Many of us find it tough to stick to a regular workout routine, which could simply be because we get bored. It’s hard to get pumped up about running on a treadmill for 30 minutes every single day.
With high-intensity interval training at our West Loop gym, however, the workouts are always different. The variety of exercises not only prevents you from getting bored with your fitness routine but also boosts the effectiveness of your workouts.
HIIT is a training technique where you give 100% effort through intense bursts of exercise followed by short recovery periods. HIIT keeps your body guessing, helping you to get stronger after each and every day in the gym.
In this post, we’ll be going through the different types of HIIT workouts.
What is Tabata Training? Tabata training is a HIIT workout that lasts only four minutes. The idea is that you complete repetitions of an exercise for 20 seconds, pushing yourself as hard as you can during those 20 seconds, then resting for 10 seconds.
After those (very short) 10 seconds are up, you go back to that intense 20 second period of exercise. You continue doing this for eight rounds.
History of tabata: You can thank Japanese scientist Dr. Izumi Tabata for discovering this form of exercise. Dr. Tabata and a group of researchers tested two groups of athletes: One group took part in moderate one-hour workouts, five days a week for six weeks.
The second group opted for high-intensity workouts that lasted only four minutes and 20 seconds, four days a week for six weeks.
Amazingly, it was the high-intensity interval training group that experienced better results. They saw a higher increase in their aerobic rate when compared to the moderate exercise participants, and improved their anaerobic system by 28 percent.
Example of a Tabata workout: Tabata training can incorporate any exercise you like. Do as many pushups as you can for 20 seconds, rest for 10 seconds, then do it all over again until you’ve completed those eight rounds of pushups. Want to get your core ready for summer? Try doing eight rounds of crunches. If you’d like to up your cardio, do burpees (everyone’s favorite) for 20 seconds.
If you’d like to watch an example of Tabata, see Crosstown’s Fitness Director Betina Gozo doing a Tabata workout with the folks at Windy City Live here!
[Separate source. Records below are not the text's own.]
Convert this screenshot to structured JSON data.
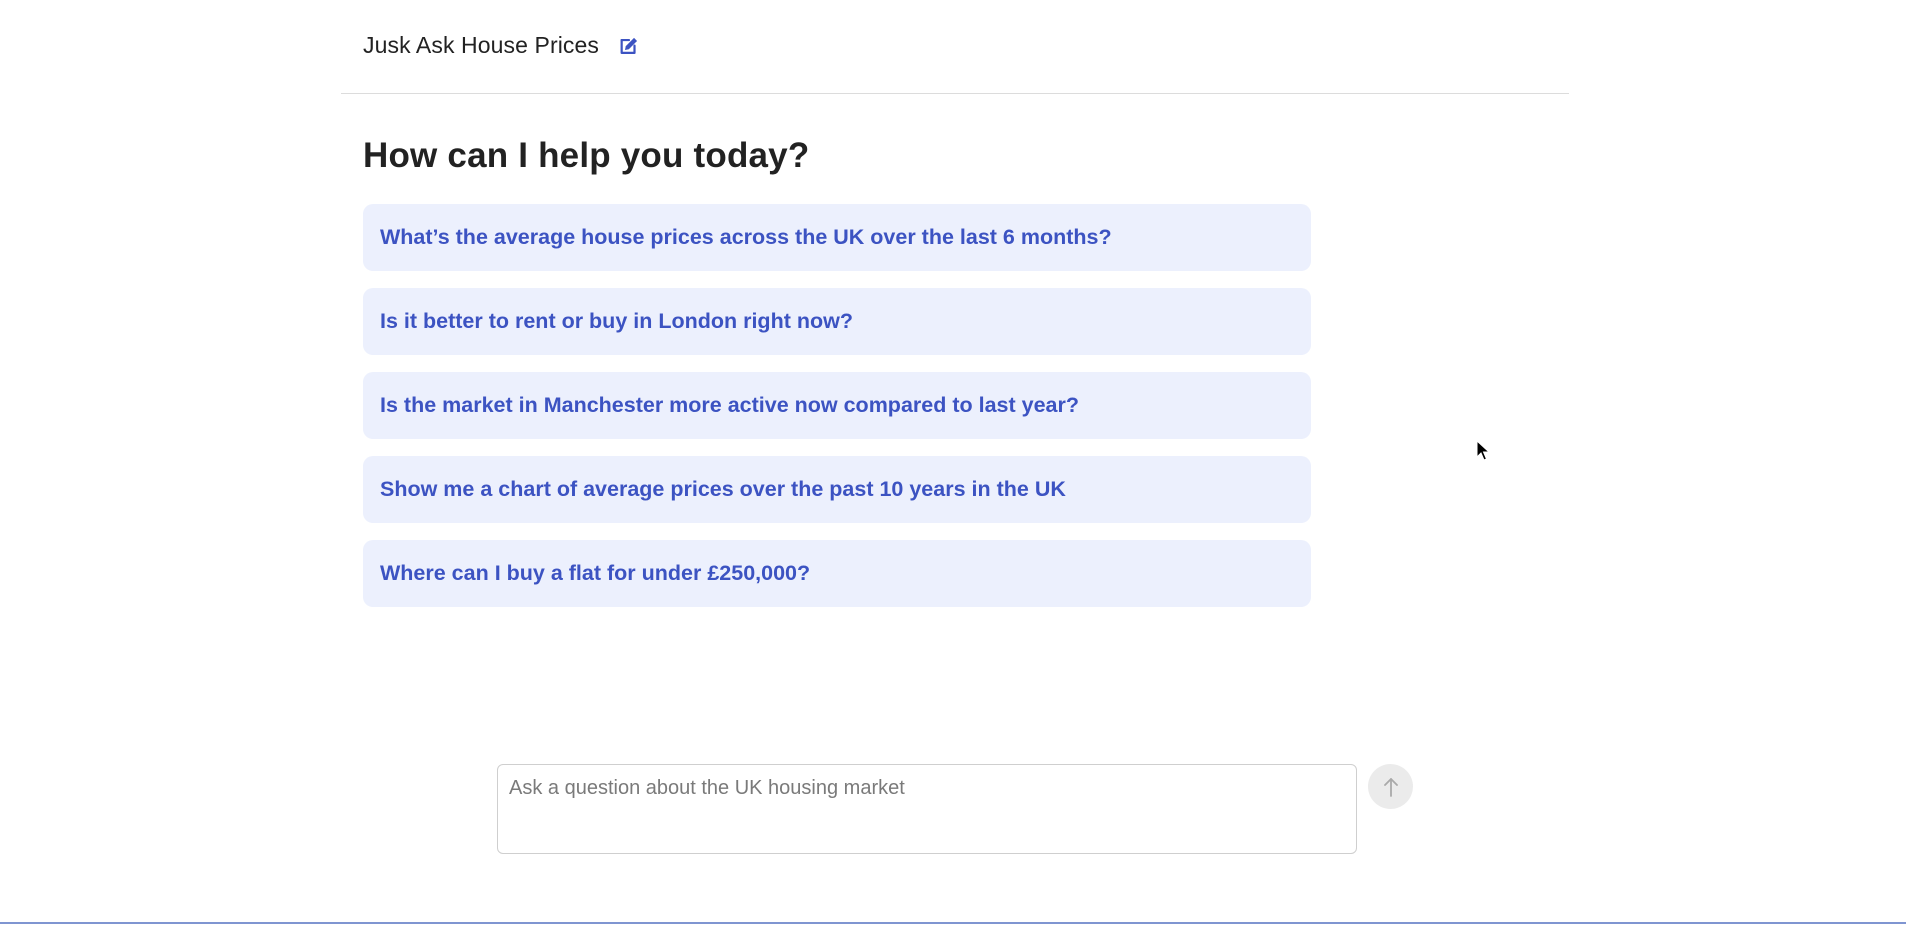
{
  "header": {
    "title": "Jusk Ask House Prices",
    "edit_icon": "edit-icon"
  },
  "main": {
    "greeting": "How can I help you today?",
    "suggestions": [
      {
        "label": "What’s the average house prices across the UK over the last 6 months?"
      },
      {
        "label": "Is it better to rent or buy in London right now?"
      },
      {
        "label": "Is the market in Manchester more active now compared to last year?"
      },
      {
        "label": "Show me a chart of average prices over the past 10 years in the UK"
      },
      {
        "label": "Where can I buy a flat for under £250,000?"
      }
    ]
  },
  "composer": {
    "value": "",
    "placeholder": "Ask a question about the UK housing market",
    "send_icon": "arrow-up-icon"
  },
  "colors": {
    "accent": "#3c53c2",
    "suggestion_bg": "#ecf0fd",
    "send_button_bg": "#ebebeb",
    "bottom_accent": "#7f95d1"
  }
}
AMRAP stands for “As many rounds as possible.” Your goal is to get in as many rounds of a particular exercise during a specific time period as you can. AMRAP workouts can differ in length, lasting anywhere from 10 to 40 minutes.
This type of workout is a great way to track your fitness progress. At the beginning of an AMRAP regimen, you may only be able to get in three rounds of 25 sit-ups in 10 minutes, for example. But after a few weeks, that number might increase to four or five rounds as you get stronger.
Something to keep in mind during an AMRAP is your form. It’s much better to get in 10 repetitions with good form, rather than 20 reps with poor form. You’re going to see more effective results when you concentrate on doing the exercise right.
Example of an AMRAP workout: Start the clock for 30 minutes and see how many rounds of the following exercises that you can finish.
20 box jumps
20 tricep dips
20 balance situps
If you’re looking for a gym in Chicago that focuses on high-intensity circuit training, we’re happy to help you out and answer any questions you might have!